Radiohead fans had to patiently wait for the release of the bands seventh album, In Rainbows, and by the time it was released, fans didn’t have to pay a high toll for the listening experience. Well, they didn’t have to pay anything, if they didn’t want to. The album is maybe best known in our culture as the birth of the “pay-what-you-want” model. But if you read too much into this, you’ll overshadow one of the band’s finest pieces. The lyrics on the album reflect Yorke’s fear of mortality on “Jigsaw Falling into Place” and “Reckoner.” The sound of In Rainbows is classic Radiohead (if there is such a thing), pushing the limits of expectations and experimenting with sounds that any person (besides Yorke) couldn’t ever imagine.——Laura Flood

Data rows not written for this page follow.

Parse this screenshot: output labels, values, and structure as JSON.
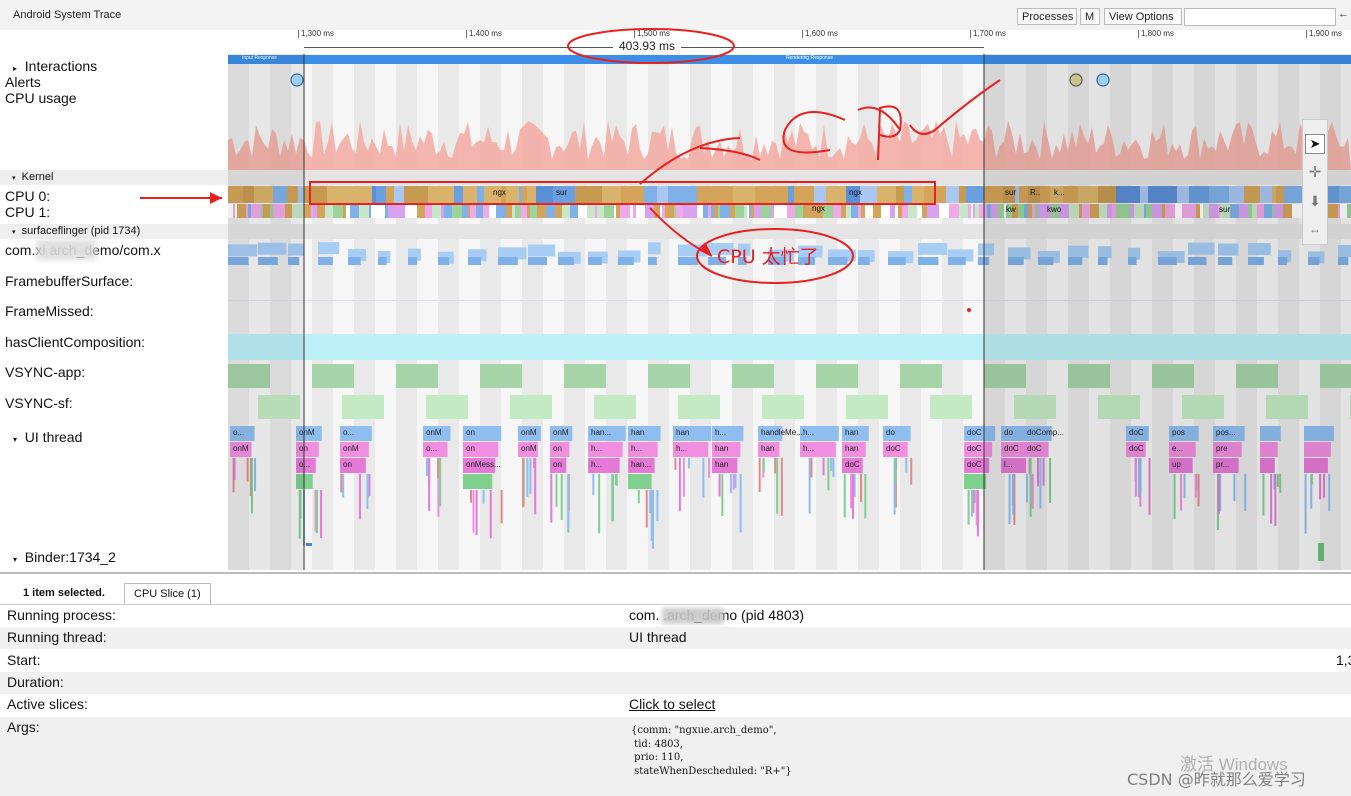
{
  "app": {
    "title": "Android System Trace"
  },
  "toolbar": {
    "processes": "Processes",
    "m": "M",
    "view_options": "View Options",
    "arrow": "←"
  },
  "ruler": {
    "labels": [
      "1,300 ms",
      "1,400 ms",
      "1,500 ms",
      "1,600 ms",
      "1,700 ms",
      "1,800 ms",
      "1,900 ms"
    ],
    "selection_duration": "403.93 ms"
  },
  "tracks": {
    "interactions": "Interactions",
    "alerts": "Alerts",
    "cpu_usage": "CPU usage",
    "kernel": "Kernel",
    "cpu0": "CPU 0:",
    "cpu1": "CPU 1:",
    "surfaceflinger": "surfaceflinger (pid 1734)",
    "com": "com.xi         arch_demo/com.x",
    "framebuffer": "FramebufferSurface:",
    "framemissed": "FrameMissed:",
    "hasclient": "hasClientComposition:",
    "vsync_app": "VSYNC-app:",
    "vsync_sf": "VSYNC-sf:",
    "ui_thread": "UI thread",
    "binder": "Binder:1734_2"
  },
  "interaction_labels": {
    "input": "Input Response",
    "rendering": "Rendering Response"
  },
  "slice_labels": {
    "cpu0": [
      "ngx",
      "sur",
      "ngx",
      "sur",
      "R..",
      "k..."
    ],
    "cpu1": [
      "ngx",
      "kw",
      "kwo",
      "sur"
    ],
    "ui": [
      "o...",
      "onM",
      "onM",
      "on",
      "o...",
      "o...",
      "onM",
      "on",
      "onM",
      "o...",
      "on",
      "on",
      "onMess...",
      "onM",
      "onM",
      "onM",
      "on",
      "on",
      "han...",
      "h...",
      "h...",
      "han",
      "h...",
      "han...",
      "han",
      "h...",
      "h...",
      "han",
      "han",
      "handleMe...",
      "han",
      "h...",
      "h...",
      "han",
      "han",
      "doC",
      "do",
      "doC",
      "doC",
      "doC",
      "doC",
      "do",
      "doC",
      "l...",
      "doComp...",
      "doC",
      "doC",
      "doC",
      "pos",
      "e...",
      "up",
      "pos...",
      "pre",
      "pr..."
    ]
  },
  "annotations": {
    "handwriting": "CPU",
    "note": "CPU 太忙了"
  },
  "bottom": {
    "selected": "1 item selected.",
    "tab": "CPU Slice (1)",
    "rows": [
      {
        "key": "Running process:",
        "value": "com.            .arch_demo (pid 4803)"
      },
      {
        "key": "Running thread:",
        "value": "UI thread"
      },
      {
        "key": "Start:",
        "value": "1,3"
      },
      {
        "key": "Duration:",
        "value": ""
      },
      {
        "key": "Active slices:",
        "value": "Click to select"
      },
      {
        "key": "Args:",
        "value": ""
      }
    ],
    "args": "{comm: \"ngxue.arch_demo\",\n tid: 4803,\n prio: 110,\n stateWhenDescheduled: \"R+\"}"
  },
  "watermark": {
    "windows": "激活 Windows",
    "csdn": "CSDN @昨就那么爱学习"
  },
  "colors": {
    "selection_blue": "#3b8fe8",
    "annotation_red": "#e82020",
    "cpu_usage": "#f2a9a0"
  }
}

No other album from the ‘90s left such a lasting legacy, marking a clear transition from hook-oriented Britpop to more experimental, prog-friendly rock. Sonically, it’s atmospheric and uninhibited, allowing room for themes like paranoia and self-doubt to find their way into the lyrics without beating listeners over the head with the concept. It’s a record you can revisit as many times as you need to, an old friend to call up whenever you’re feeling a little inadequate. It more than holds up to repeat listens; it’s such a complex, unique album that it demands them. OK Computer effortlessly tapped into the introspective, tortured energy of Generation X, and in doing so, it became a landmark record, proving there was a place on the charts for non-traditional song structures and emotionally vulnerable lyrics. In short, it was a weird record for weird times.—Bonnie Stiernberg
It’s a lush, beautiful 40-something minutes of electronic blips, whirrs, synths and mumbles, and yes, it’s better than OK Computer. It’s an age-old argument that’s had Radiohead fans up in arms since the decade that’s followed Kid A’s release, but Radiohead’s biggest, boldest move in the recording industry (and that includes In Rainbows’ pay-what-you-like stunt) remains their best work. Although OK Computer is filled with undeniable fan-classics like “Paranoid Android,” “Let Down” and well, pretty much all of the other songs, Kid A sees the band at their most confident, beautiful and convincing.